Complications of the ILR are relatively few and include localised infection, persistent pain at the infra-mammary site and local erosion. A great impediment is the cost of the device. One study by Krahn et al10 reported a diagnostic yield of 58% in 85 patients. Of 50 recorded episodes, 21 were arrhythmias - 18 bradycardias, two SVTs, and one AF; 29 had sinus rhythm. There was no VT or sudden deaths despite the fact 62% of patients had structural heart disease. Occurrence of arrhythmia in presyncope is disproportionately low at 24% compared with 63% in syncope. Early implantation increases the likelihood of a diagnosis and the appropriate time to consider it is after exclusion of structural heart disease and a negative electrophysiological Study.

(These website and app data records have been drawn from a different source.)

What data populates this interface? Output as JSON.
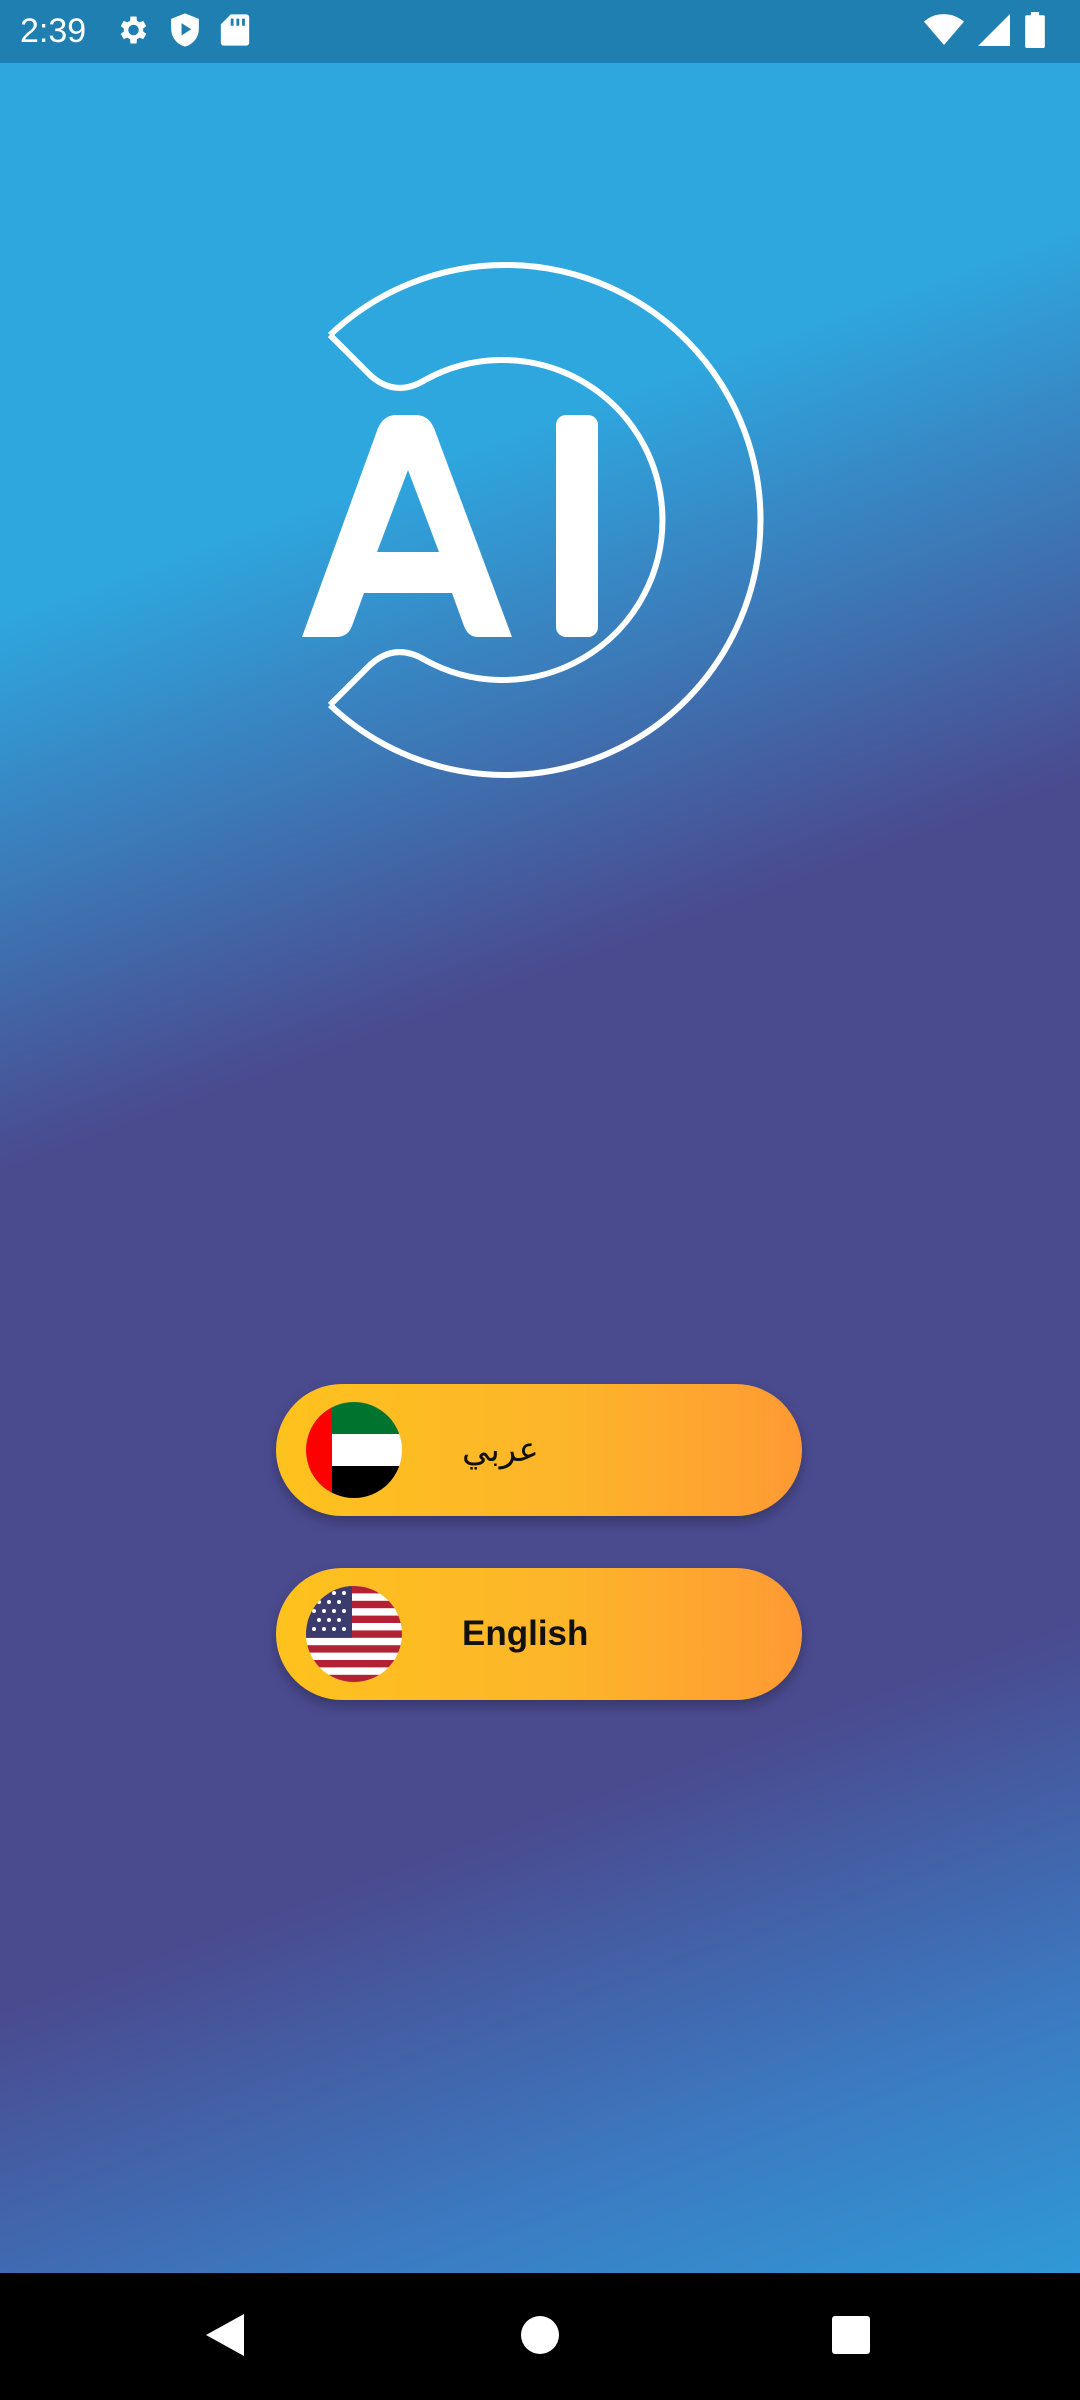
{
  "status_bar": {
    "time": "2:39",
    "left_icons": [
      "gear-icon",
      "shield-play-icon",
      "sd-card-icon"
    ],
    "right_icons": [
      "wifi-icon",
      "cellular-signal-icon",
      "battery-icon"
    ]
  },
  "logo": {
    "text": "AI",
    "color": "#ffffff"
  },
  "language_buttons": [
    {
      "label": "عربي",
      "flag": "uae-flag-icon"
    },
    {
      "label": "English",
      "flag": "us-flag-icon"
    }
  ],
  "navigation_bar": {
    "buttons": [
      "back-icon",
      "home-icon",
      "recents-icon"
    ]
  },
  "colors": {
    "status_bar": "#1f7fb0",
    "button_start": "#fec21d",
    "button_end": "#fe9a34",
    "background_top": "#2ea7df",
    "background_middle": "#4a4a8f"
  }
}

From an aeromedical perspective, loss of consciousness and hence of control of aircraft is catastrophic. The questions to be answered are: Is it syncope or another event? And if it is syncope, what is the cause? Is the event fully explicable as benign syncope or is there potentially serious disease present? What is the risk of recurrence in the flight environment?
Another way of thinking of it is ‘would you let your child or significant other fly with this pilot?’
Certification of pilots after a single syncopal episode where all serious cardiac and neurologic disease has been ruled out could be possible after a period of observation which is arbitrarily stated by the second European Workshop in Aviation Cardiology11 as six months with ‘as or with co-pilot’ restriction and full certification no sooner than five years - provided there were no recurrences.
Of the 1,900 pilots and ATC on the author’s books, there were five other cases of loss of consciousness, of which only two were considered syncope: one a pilot for a major airline and the other an ATC, both with micturition syncope. Both returned to work after serious causes were excluded, however one had recurrence of syncope and felt insecure and unable to continue as episodes became unpredictable. Unfortunately, CASA and the FAA do not provide clear guidance for the management of syncope in the aviation domain.